Dataset rows for apps and sites:
= = =

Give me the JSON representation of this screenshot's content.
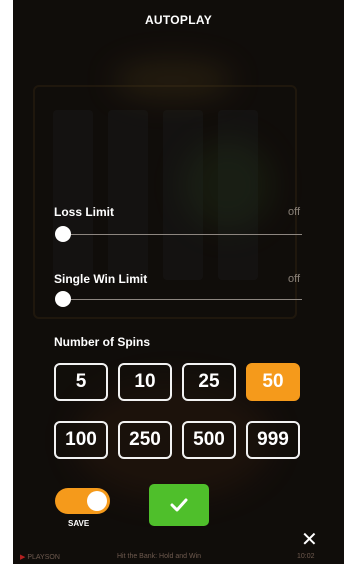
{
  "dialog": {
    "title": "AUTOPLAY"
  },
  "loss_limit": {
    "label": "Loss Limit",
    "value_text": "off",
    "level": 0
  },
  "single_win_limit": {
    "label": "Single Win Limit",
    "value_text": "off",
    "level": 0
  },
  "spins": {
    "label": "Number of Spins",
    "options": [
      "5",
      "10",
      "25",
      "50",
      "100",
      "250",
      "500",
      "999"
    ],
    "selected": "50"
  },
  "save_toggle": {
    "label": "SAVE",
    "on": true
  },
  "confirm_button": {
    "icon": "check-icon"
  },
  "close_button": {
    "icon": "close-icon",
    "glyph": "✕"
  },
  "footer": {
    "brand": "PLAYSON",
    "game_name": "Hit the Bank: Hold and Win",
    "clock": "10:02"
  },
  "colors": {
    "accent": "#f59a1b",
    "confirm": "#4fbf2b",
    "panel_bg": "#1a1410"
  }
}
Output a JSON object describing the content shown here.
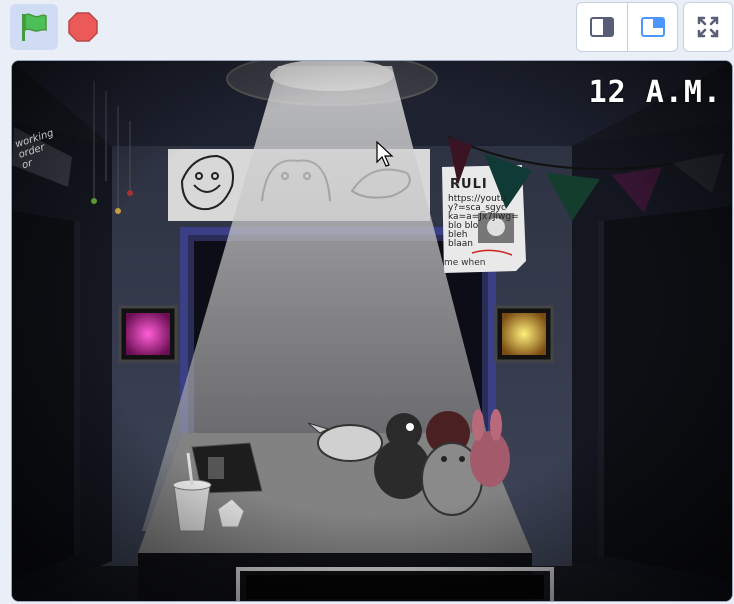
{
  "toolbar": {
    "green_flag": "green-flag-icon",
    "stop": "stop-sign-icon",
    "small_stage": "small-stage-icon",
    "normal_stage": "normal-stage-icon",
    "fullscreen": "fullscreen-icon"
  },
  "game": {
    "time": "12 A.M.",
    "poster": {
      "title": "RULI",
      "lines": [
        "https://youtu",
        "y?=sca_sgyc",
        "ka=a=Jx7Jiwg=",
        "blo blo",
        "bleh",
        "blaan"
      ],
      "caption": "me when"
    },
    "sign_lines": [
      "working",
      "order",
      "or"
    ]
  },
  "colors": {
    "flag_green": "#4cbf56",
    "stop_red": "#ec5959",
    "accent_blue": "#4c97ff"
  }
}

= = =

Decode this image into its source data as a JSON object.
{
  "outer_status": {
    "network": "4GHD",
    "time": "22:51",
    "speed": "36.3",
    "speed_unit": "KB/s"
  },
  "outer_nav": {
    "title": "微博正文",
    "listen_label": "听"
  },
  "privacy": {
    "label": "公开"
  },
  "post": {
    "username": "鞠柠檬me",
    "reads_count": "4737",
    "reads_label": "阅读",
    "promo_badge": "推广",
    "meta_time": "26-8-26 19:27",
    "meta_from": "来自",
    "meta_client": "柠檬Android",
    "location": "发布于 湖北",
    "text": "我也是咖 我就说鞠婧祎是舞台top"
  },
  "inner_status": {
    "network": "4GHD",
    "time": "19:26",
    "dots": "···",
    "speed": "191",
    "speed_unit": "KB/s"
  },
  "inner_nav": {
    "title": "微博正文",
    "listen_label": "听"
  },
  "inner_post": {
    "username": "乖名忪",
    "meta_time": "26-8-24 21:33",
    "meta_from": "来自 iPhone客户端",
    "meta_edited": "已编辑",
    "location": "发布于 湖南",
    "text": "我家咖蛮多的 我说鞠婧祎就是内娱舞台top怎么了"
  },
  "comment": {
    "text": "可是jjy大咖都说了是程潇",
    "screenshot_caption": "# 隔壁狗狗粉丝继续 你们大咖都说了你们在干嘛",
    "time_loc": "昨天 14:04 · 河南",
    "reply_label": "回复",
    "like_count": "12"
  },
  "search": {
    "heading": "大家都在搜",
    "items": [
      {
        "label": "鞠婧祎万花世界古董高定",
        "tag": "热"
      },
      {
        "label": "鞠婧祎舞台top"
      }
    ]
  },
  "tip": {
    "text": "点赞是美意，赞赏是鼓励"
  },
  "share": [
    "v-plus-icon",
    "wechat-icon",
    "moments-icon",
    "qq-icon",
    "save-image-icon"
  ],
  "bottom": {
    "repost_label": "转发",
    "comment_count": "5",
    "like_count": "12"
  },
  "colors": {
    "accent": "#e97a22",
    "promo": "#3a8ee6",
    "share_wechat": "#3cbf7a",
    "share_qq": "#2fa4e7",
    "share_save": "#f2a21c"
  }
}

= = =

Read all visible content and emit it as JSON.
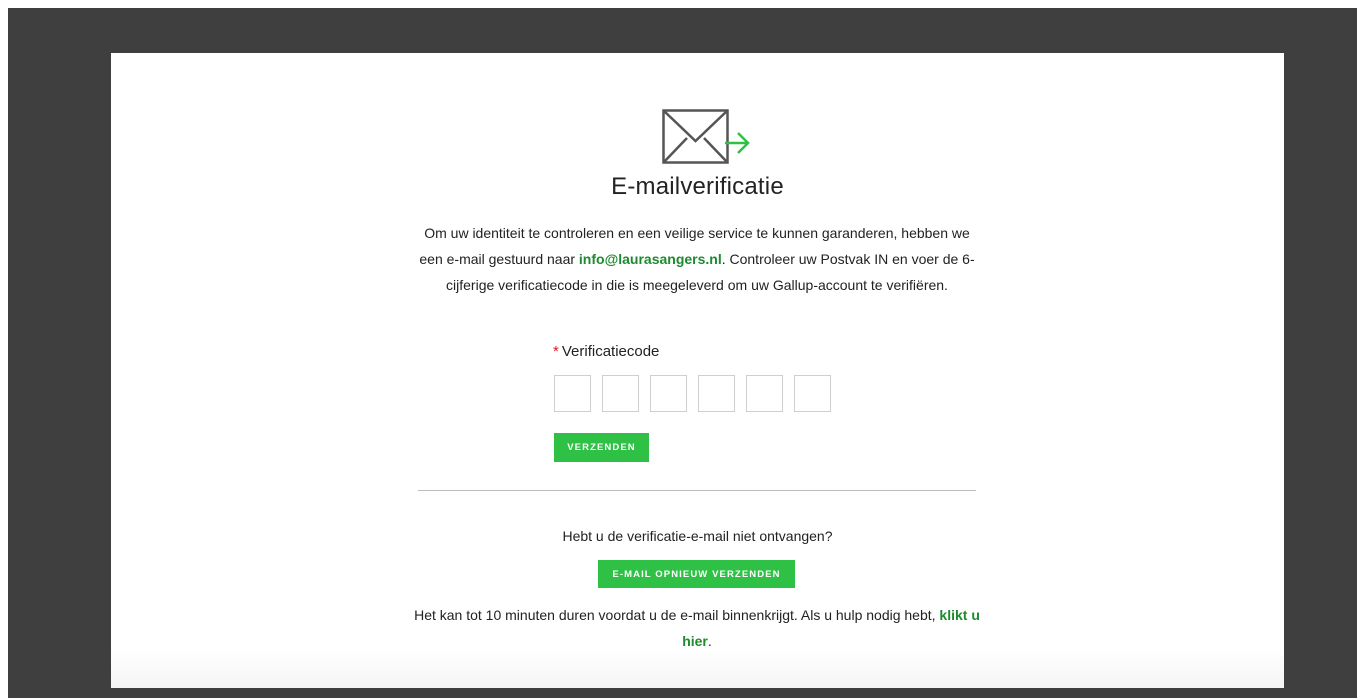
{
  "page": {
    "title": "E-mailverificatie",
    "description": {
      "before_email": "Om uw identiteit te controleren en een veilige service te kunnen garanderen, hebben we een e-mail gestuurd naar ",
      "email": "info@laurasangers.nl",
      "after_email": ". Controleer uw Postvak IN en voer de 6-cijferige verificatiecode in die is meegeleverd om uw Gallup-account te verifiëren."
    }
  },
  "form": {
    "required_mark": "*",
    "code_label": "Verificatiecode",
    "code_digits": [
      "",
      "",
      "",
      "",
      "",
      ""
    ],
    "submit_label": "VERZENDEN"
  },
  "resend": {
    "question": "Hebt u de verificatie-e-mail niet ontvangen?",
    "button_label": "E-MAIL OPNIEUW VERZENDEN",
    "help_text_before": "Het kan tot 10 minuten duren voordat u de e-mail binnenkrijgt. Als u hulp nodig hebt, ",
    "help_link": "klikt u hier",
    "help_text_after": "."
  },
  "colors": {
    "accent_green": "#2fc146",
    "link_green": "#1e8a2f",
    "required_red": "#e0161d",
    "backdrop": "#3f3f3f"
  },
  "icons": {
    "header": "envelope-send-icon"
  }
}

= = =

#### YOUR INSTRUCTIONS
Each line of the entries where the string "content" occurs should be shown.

#### RESULT OF THE EXERCISE
Give me the JSON representation of this screenshot's content.
Output a JSON object describing the content shown here.
Read all visible content and emit it as JSON.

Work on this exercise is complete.